Write a magazine article about two very different people in your society who live by different sets of rules. Include imaginary interviews them.
Read what you wrote to your classmates in the next lesson. Write down new words and expressions.
18. Write a letter to a CEO. Ask her/him three questions about her/his job. Give her/him your thoughts on her/his multi-million-dollar salary. Read your letter to your partner(s) in your next lesson. Your partner(s) will answer your questions.
UNIT 6. WOMAN FIRED FOR USING CAPITAL LETTERS
A. BEFORE LISTENING
Practice the pronunciation of the following words taken from the text which you are going to listen.
Angry, e-mails, lots of capital letters, New Zealand, accountant, co-worker, to complain, staff, constantly, mails, bold, confrontational, to cause, disharmony, workplace, company, court, to sue, unfair dismissal, to win, in damages, to appeal, further compensation, greater protection, disputes, white-collar workers, helpless, large employers, to fire, to fight, financial, mental, experience, mortgage, to re-mortgage, to borrow, nearly, to ruin, a widespread uncertainty, “netiquette”.
Give Russian equivalents to the following English words and word combinations.

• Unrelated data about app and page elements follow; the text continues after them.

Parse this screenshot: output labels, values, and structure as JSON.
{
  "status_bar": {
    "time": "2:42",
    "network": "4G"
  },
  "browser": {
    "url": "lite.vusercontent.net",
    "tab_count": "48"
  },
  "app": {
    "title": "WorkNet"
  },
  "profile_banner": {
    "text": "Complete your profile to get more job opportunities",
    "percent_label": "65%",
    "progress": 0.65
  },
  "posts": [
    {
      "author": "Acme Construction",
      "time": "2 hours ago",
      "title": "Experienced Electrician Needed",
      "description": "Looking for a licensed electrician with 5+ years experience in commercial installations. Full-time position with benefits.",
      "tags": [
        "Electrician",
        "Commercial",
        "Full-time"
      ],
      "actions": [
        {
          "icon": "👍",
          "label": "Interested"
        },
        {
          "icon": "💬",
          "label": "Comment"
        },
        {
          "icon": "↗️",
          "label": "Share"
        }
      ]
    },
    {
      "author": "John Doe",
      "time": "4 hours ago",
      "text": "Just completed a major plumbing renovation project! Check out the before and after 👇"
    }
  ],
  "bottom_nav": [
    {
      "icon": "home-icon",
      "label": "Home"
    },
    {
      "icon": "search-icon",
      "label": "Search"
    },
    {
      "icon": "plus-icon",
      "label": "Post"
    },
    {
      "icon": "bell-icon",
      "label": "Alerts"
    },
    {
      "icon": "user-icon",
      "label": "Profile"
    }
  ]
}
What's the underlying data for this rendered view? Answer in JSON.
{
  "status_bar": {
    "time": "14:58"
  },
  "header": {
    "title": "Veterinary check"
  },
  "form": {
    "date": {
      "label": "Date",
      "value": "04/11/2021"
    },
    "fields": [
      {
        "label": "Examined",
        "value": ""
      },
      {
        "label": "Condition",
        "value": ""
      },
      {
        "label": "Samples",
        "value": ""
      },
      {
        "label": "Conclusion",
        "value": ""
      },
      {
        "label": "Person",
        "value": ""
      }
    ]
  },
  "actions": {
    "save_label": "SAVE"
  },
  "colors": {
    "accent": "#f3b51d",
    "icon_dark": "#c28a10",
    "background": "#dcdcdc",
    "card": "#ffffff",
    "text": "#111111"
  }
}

To get angry, to get e-mails, lots of capital letters, a New Zealand boss, to see red, to use block capitals in e-mails to colleagues, accountant, to be fired, co-worker, to complain about her use of caps, members of staff, to fill mails with sentences in capital letters, bold and red text, to find the e-mails “confrontational”, to dismiss Ms Walker for causing “disharmony” in the workplace, to take to court, to sue for unfair dismissal, to win the case, to pay in damages, to appeal for further compensation, to speak out for greater protection, to be in disputes with big companies, white-collar workers, to feel helpless, large employers, to fire, to fight bosses, financial and mental stresses, to involve, to use smb’s own experience as an example, to be a single woman with a mortgage, to re-mortgage, to borrow money, nearly, to ruin smb’s life, to highlight a widespread uncertainty regarding “netiquette” and e-mails.
B. WHILE LISTENING
3. Listen to the text “Woman fired for using capital letter” twice. First time make notes about the numbers, geographical, proper or personal names which you might hear. When you are listening to the text for the second time, try to catch the events and the order in which they are spoken about.
Agree or disagree to the following statements.
1) A woman in New Zealand lost her job for speaking in capital letters.
2) The woman’s co-workers complained about her many hats.
3) Her colleagues said her e-mail style wasn’t good for office harmony.
4) The woman lost a court case when she sued her company.
5) The woman is planning on taking further court action.
6) She thinks office workers should be stronger against big companies.
7) The woman had to refinance her housing loan because she was fired.
8) The article suggests most people know the rules of writing e-mails.